Hobart Festival of Women Writers is excited to welcome
Yolanda Wisher as a Participating Writer for Festival 2019
Former poet laureate of Philadelphia, Yolanda Wisher not only writes her own powerful poetry that feeds souls but she also works to build platforms for other writers. She educates, and she entertains. She provokes, and she nurtures. For a decade, she has taught English to high school students, inspiring them to reflect on literature and language. She served as Director of Art Education for Philadelphia Mural Arts, founded and directed the Germantown Poetry Festival and Outbound Poetry Festival, and has led workshops and curated events in partnership with the Philadelphia Museum of Art, the Free Library of Philadelphia, and the U.S. Department of Arts & Culture. Now, Wisher’s labor of love is as Curator of Spoken Word at Philadelphia Contemporary. Also, she’s one of the first groups of artists with studios at the Cherry Street Pier on the Delaware River Waterfront.

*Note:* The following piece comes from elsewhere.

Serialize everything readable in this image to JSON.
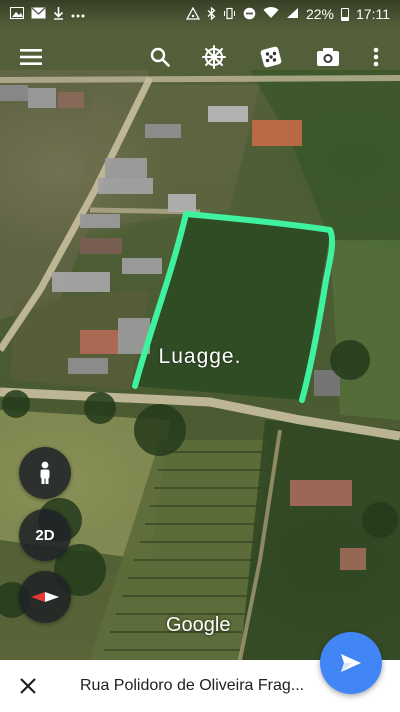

Yolanda Wisher is the author of Monk Eats an Afro as well as the co-editor of Peace is a Haiku Song. She is a Pew and Cave Canem Fellow and was the 2017-2018 CPCW Fellow in Poetics and Poetic Practice at the University of Pennsylvania. Formerly, she was a Writer in Residence at Hedgebrook and Aspen Words. The Philadelphia-based curator, educator, spoken word artist, and poet is also in a band called The Afroeaters, which combines song with poetry. For more on Wisher, visit her website at http://www.yolandawisher.com. And whet your appetite for Yolanda Wisher’s piquant poetry “sonnet w/cooking lexicon”
Yolanda Wisher spoke recently with Stephanie Nikolopoulos about her poetry and her work in creating poetry community.
SN: Publishers Weekly wrote of your debut book of poetry Monk Eats an Afro: “Womanhood, motherhood, and mentorship are at the forefront, even in the face of death and violence.” What was the writing process and poetry selection process like for this book? Did you set out with a theme, or did the themes emerge?
YW: I worked on the manuscript for years, and it took many forms. It wasn’t until I had a child and starting writing about my experiences with pregnancy and birth that I knew how to finish it. A thematic journey from daughterhood to motherhood emerged as I started to live in and through my body in new, ecstatic and powerful ways.
SN: You are currently the Curator of Spoken Word at Philadelphia Contemporary, which hosts pop-up and site-specific events. What is your vision for bringing poetry to the masses, and what does it have to do with place?
YW: I believe in poetry for the people. I don’t believe that poetry should only be discussed and written on college campuses or academic spaces. I think poetry already exists in public spaces, and my work is often to divine it, show it off, invite it in. I think place and public space are resonant with history and culture, and when I choose a site for a public program, the participants and I enter into a conversation with that history and culture and become part of it in the process. I have a deep awareness of and respect for the power of place to make people feel welcome or unwelcome, unseen or seen.
SN: In addition to being a poet and curator, you’ve also twice been a poet laureate, lead workshops, and are in a band. What tips do you have for those of us who also have a wide variety of passions and projects yet struggle to make time for them all or perhaps make time but then struggle to see any one single project through to completion?
YW: It’s messy and it’s not deep! Sometimes I’m heavy on writing, some months I’m a full-fledged singer, other times I’m a seasonal teaching artist. I try to go with the flow and look for the common threads between all of the work. I try to stay in the flow as much as possible. My goal isn’t usually project completion or “making” time for everything. It’s simply about acknowledging and honoring my impulses to create, however or whenever they emerge. I like to let a project take shape on its own, let it evolve around my life and living, rather than force it to adhere to a certain timeline. Sometimes I find that the “wide variety of passions and projects” is really just one big idea I’m trying to tie together across disciplines. I try to “reframe” my time more than I “reclaim” it, so that I make pleasure and growth the root of my creative endeavors instead of always working towards a final product.
For Hobart Festival of Women Writers 2019, Yolanda Wisher will offer the workshop, RAG & RIFF: The Poetics of the Quilt
What can the poet learn from the history, the matriarchal vernacular and the abstract architecture of Gee’s Bend quilts? For starters: the revelatory properties of color, the turn and bend of a line, its asymmetrical rhythms, and the individual voice that must come through the assemblage of fabric.
Read a fuller description of this exciting writing workshop here: https://www.hobartfestivalofwomenwriters.com/copy-of-registration-2
Read about all of our two-hour workshops and our six-hour Writing Intensives at WORKSHOPS 2019
REGISTRATION IN NOW OPEN REGISTRATION
More on Stephanie Nikolopoulos, go to Stephanie Nikolopoulos.com
More about all of our Participating Writers, go to Spotlights